News: Facebook now helps visually impaired ‘see’ their photos…

Hey everybody!! Today in disability news Facebook has implemented a new software that will ultimately allow visually impaired people to “see” photos on their feed.  The software designed by Matt King and his developmental team at Facebook will decode and describe images uploaded so that they can be turned into text.  This will make it easier to be read by screen readers. Facebook says, they have trained their software to recognize eighty or more objects and activities.  The more it scans the better it works.

 

Some of the words it knows are basic such as:

  • Transport – car, boat, airplane, bicycle, train, road, motorcycle, bus

  • Environment – outdoor, mountain, tree, snow, sky, ocean, water, beach, wave, sun, grass

  • Sports – tennis, swimming, stadium, basketball, baseball, golf

  • Food – ice cream, sushi, pizza, dessert, coffee

  • Appearance – baby, eyeglasses, beard, smiling, jewelery, shoes – and selfie

Jeff Wieland, of Facebook’s accessibility team says the site is trying to make it easy to use in all communities. This comes a month after Twitter implements a feature where you can add descriptive text to images.   So, honestly I believe many other social media sites will be following suit soon.  This is only the beginning!

 

For more on this story check out BBC News at 

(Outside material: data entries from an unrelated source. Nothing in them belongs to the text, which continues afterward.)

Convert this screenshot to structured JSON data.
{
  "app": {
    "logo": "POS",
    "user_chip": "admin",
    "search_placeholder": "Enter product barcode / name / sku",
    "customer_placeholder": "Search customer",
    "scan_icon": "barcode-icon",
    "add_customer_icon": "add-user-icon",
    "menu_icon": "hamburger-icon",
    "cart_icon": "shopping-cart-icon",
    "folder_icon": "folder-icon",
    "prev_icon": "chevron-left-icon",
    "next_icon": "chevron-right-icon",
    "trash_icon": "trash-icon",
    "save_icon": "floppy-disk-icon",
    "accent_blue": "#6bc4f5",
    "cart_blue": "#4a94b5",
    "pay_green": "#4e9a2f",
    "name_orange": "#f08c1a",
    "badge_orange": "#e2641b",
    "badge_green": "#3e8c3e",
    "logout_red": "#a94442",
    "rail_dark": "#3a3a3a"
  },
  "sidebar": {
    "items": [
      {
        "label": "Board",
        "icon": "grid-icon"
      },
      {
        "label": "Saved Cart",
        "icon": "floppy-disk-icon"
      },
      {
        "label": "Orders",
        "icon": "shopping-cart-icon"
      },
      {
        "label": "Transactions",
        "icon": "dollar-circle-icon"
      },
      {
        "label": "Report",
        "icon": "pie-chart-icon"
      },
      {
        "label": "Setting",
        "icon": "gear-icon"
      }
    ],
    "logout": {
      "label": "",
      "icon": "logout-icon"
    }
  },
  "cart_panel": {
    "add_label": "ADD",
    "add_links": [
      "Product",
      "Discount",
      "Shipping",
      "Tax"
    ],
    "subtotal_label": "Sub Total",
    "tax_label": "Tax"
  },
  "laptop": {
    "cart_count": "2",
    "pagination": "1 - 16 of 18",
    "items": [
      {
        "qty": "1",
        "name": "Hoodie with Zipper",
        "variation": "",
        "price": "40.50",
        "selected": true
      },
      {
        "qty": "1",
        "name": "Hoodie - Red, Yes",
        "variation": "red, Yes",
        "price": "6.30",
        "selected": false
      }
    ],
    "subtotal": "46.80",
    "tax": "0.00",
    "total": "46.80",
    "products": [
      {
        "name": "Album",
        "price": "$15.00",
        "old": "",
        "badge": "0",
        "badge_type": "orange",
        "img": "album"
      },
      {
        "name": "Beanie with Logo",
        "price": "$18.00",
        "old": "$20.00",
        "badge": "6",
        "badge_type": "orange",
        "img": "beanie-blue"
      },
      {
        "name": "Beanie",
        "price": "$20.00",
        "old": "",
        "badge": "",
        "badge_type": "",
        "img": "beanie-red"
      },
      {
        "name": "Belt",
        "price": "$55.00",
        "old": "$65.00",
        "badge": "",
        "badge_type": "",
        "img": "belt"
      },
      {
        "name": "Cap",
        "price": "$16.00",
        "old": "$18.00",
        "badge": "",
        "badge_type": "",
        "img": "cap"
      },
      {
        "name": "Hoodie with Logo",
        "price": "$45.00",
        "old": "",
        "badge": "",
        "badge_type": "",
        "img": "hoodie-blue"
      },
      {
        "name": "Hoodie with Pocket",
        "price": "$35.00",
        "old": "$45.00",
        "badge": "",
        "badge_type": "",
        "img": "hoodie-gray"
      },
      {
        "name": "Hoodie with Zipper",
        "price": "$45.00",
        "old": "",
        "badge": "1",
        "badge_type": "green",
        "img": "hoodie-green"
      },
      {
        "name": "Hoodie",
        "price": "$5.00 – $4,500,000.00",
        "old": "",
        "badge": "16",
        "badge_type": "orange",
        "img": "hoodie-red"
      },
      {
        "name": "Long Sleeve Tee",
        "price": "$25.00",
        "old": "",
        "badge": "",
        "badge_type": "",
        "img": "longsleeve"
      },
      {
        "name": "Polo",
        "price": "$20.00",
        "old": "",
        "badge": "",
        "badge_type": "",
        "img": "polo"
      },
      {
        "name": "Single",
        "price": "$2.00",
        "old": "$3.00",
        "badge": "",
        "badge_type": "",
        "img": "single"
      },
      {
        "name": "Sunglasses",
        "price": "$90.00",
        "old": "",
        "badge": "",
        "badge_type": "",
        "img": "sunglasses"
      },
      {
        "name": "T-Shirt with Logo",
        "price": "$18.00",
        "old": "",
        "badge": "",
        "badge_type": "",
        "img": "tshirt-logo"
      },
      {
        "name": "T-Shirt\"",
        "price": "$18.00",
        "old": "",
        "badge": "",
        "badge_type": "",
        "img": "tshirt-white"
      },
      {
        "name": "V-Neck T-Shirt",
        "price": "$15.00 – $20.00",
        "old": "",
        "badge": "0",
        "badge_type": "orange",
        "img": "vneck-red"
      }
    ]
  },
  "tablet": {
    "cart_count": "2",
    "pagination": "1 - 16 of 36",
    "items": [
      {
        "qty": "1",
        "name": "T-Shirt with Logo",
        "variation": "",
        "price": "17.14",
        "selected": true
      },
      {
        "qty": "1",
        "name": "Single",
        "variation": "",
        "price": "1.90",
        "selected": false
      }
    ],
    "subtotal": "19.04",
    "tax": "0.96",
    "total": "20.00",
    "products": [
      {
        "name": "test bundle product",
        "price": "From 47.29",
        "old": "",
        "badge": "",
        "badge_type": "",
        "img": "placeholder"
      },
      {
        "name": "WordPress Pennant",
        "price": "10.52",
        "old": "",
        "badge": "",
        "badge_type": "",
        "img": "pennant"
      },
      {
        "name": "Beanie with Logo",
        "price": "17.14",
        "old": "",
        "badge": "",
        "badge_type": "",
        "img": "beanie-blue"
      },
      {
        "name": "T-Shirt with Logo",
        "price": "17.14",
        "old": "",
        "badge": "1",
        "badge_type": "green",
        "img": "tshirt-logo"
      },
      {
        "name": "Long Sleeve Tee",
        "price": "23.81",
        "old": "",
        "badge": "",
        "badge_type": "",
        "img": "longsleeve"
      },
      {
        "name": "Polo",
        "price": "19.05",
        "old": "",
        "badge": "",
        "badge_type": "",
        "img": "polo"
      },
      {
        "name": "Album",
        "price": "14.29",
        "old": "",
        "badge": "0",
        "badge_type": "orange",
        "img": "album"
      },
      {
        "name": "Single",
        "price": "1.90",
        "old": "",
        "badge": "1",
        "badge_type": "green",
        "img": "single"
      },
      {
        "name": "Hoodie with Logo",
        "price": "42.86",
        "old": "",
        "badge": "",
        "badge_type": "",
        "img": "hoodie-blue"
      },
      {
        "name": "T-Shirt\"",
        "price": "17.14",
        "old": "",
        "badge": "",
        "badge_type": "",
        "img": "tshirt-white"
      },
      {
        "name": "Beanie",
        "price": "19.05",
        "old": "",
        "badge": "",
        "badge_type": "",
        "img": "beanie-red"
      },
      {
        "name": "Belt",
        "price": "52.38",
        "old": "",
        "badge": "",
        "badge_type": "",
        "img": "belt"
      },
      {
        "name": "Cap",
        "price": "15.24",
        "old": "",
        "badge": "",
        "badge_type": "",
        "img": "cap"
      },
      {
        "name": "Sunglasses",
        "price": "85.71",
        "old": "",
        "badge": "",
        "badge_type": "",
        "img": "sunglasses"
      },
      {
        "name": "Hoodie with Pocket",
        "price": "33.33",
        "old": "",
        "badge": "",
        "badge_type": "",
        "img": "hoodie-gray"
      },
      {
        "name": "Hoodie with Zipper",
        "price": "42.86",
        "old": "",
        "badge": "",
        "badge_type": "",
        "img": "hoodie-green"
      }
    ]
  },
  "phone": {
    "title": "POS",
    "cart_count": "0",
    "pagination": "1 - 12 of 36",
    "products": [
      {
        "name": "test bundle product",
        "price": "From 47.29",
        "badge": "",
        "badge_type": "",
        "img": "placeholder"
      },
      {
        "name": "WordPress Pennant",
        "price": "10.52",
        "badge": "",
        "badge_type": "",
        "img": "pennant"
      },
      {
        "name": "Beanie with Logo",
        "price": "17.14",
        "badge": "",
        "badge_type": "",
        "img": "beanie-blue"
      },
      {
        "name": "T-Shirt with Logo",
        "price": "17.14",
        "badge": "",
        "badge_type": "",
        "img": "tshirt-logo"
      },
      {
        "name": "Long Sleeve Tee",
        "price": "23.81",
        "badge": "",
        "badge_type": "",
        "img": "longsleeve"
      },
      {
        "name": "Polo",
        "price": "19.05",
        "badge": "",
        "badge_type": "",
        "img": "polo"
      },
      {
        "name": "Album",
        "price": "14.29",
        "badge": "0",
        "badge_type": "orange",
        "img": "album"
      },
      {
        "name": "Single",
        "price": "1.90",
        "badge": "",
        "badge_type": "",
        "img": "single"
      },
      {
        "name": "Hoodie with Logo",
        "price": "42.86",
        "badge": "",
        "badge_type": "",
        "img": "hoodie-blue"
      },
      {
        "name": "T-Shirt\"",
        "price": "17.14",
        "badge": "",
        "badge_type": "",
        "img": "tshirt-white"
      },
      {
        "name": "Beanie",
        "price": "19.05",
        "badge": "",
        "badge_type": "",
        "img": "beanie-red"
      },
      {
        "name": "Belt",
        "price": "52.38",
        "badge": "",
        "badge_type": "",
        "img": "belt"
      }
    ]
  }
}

http://www.bbc.com/news/disability-35881779

Leave a Reply